YEARS AGO, at 12 or 13, I was involved in many activities at school and excelled in sports and academics. Everything seemed to be going very well. However, what I didn't realize at the time was just how scared I was of the world and of growing up. I didn't feel safe. I didn't feel in control of my life. In addition, I didn't like the way my body looked, as it didn't meet my standards of perfection. This self-criticism had been going on for quite some time.

As a result, I decided to put myself on a diet to lose about five pounds. Soon I decided this wasn't enough, so I kept going. I lost more and more weight, and I spiraled into an obsession with eating as little as possible. I was fearful that anything I ate would make me fat. After a few months of extensive physical activity and very little food, I had dropped an alarming amount of weight. Yet, my image in the mirror appeared to me as always too big. No one could convince me that I was too thin. I liked the way I looked, all skin and bones—and it was awful. I was completely mesmerized by the belief that I had control over something (my weight), and that I had to make my body look perfect.

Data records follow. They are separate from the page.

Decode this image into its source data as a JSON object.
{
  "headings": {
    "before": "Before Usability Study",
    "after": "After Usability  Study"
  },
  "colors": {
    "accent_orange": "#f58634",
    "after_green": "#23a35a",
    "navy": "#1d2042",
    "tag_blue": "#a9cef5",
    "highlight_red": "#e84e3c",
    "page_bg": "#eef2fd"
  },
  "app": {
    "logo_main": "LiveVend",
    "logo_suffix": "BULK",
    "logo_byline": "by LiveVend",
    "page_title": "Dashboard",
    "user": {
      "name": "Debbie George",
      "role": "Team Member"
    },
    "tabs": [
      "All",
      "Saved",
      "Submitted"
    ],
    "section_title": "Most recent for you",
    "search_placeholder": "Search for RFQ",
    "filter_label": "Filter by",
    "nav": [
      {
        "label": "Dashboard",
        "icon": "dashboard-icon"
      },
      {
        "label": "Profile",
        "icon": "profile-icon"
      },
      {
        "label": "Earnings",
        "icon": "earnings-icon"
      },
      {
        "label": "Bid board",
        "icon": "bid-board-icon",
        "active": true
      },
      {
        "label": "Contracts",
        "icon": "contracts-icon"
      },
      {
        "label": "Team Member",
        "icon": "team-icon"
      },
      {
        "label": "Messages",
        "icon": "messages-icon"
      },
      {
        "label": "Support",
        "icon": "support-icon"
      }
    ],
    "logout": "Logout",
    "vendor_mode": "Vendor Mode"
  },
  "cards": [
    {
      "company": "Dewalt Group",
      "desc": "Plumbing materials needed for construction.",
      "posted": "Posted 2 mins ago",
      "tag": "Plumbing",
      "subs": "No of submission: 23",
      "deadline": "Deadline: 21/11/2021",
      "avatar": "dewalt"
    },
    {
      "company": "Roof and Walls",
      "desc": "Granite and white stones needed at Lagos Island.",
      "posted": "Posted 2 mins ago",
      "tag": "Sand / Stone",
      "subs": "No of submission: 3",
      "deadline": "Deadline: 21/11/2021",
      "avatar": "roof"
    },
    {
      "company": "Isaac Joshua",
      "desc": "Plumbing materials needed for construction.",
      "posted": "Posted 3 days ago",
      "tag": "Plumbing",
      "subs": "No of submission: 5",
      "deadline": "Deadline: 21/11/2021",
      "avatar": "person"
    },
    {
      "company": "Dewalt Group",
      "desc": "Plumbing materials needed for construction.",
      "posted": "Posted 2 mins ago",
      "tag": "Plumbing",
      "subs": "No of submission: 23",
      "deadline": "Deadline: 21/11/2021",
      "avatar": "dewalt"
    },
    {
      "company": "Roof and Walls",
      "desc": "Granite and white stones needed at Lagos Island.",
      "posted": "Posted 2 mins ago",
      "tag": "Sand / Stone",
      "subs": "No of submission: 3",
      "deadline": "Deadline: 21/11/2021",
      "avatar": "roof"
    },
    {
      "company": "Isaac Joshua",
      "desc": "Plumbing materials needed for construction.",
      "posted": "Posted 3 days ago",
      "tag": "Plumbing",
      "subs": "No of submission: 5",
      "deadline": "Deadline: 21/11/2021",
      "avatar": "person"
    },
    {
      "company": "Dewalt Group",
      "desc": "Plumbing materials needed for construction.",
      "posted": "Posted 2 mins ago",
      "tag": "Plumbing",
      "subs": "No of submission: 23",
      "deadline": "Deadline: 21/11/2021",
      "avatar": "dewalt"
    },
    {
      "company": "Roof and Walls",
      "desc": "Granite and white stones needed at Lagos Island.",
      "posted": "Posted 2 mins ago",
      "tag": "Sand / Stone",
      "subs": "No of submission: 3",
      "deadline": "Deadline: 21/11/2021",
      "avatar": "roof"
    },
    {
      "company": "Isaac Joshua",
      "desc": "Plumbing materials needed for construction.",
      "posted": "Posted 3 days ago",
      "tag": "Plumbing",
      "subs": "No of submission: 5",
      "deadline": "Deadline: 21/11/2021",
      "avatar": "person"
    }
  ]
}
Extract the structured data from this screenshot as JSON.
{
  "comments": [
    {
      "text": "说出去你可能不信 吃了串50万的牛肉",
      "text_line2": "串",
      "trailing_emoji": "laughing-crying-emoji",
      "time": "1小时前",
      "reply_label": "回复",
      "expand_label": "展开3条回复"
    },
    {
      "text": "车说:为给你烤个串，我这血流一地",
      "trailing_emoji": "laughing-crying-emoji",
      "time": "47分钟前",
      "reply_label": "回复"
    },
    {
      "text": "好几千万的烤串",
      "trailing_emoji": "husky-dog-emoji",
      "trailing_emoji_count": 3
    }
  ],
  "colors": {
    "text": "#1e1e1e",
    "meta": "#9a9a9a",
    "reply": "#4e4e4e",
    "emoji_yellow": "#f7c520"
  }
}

During this time, my family had become very concerned. They had no idea what the problem could be. At the time, eating disorders such as anorexia didn't have labels and most people, even those in the field of healthcare, didn't know much, if anything, about these conditions.